» **Directions**: Return all of the entries exactly as written.

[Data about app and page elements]
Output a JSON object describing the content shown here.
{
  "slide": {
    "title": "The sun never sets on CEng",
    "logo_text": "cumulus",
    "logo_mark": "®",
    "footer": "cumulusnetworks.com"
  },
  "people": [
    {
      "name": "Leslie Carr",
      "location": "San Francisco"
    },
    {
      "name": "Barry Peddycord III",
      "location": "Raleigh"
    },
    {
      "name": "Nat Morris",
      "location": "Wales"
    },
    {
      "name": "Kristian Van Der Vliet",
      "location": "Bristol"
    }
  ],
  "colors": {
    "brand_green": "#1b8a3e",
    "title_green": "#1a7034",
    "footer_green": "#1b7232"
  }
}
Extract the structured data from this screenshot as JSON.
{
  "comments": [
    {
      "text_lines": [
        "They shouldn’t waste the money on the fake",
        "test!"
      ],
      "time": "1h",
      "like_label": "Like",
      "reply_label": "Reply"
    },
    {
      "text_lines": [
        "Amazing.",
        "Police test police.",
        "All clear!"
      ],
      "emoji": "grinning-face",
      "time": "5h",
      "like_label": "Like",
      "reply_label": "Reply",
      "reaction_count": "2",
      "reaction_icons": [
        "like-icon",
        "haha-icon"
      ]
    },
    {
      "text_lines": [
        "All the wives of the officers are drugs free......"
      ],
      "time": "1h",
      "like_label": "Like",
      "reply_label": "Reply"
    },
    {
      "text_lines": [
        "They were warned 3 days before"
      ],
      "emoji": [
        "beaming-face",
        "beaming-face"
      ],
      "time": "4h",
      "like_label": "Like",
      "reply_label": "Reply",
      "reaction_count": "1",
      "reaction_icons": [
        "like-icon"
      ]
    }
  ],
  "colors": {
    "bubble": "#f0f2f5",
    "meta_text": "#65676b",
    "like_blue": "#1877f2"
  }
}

» **The completed task**:
Output a JSON object describing the content shown here.
{
  "slide": {
    "title": "The sun never sets on CEng",
    "logo_text": "cumulus",
    "logo_mark": "®",
    "footer": "cumulusnetworks.com"
  },
  "people": [
    {
      "name": "Leslie Carr",
      "location": "San Francisco"
    },
    {
      "name": "Barry Peddycord III",
      "location": "Raleigh"
    },
    {
      "name": "Nat Morris",
      "location": "Wales"
    },
    {
      "name": "Kristian Van Der Vliet",
      "location": "Bristol"
    }
  ],
  "colors": {
    "brand_green": "#1b8a3e",
    "title_green": "#1a7034",
    "footer_green": "#1b7232"
  }
}
Extract the structured data from this screenshot as JSON.
{
  "comments": [
    {
      "text_lines": [
        "They shouldn’t waste the money on the fake",
        "test!"
      ],
      "time": "1h",
      "like_label": "Like",
      "reply_label": "Reply"
    },
    {
      "text_lines": [
        "Amazing.",
        "Police test police.",
        "All clear!"
      ],
      "emoji": "grinning-face",
      "time": "5h",
      "like_label": "Like",
      "reply_label": "Reply",
      "reaction_count": "2",
      "reaction_icons": [
        "like-icon",
        "haha-icon"
      ]
    },
    {
      "text_lines": [
        "All the wives of the officers are drugs free......"
      ],
      "time": "1h",
      "like_label": "Like",
      "reply_label": "Reply"
    },
    {
      "text_lines": [
        "They were warned 3 days before"
      ],
      "emoji": [
        "beaming-face",
        "beaming-face"
      ],
      "time": "4h",
      "like_label": "Like",
      "reply_label": "Reply",
      "reaction_count": "1",
      "reaction_icons": [
        "like-icon"
      ]
    }
  ],
  "colors": {
    "bubble": "#f0f2f5",
    "meta_text": "#65676b",
    "like_blue": "#1877f2"
  }
}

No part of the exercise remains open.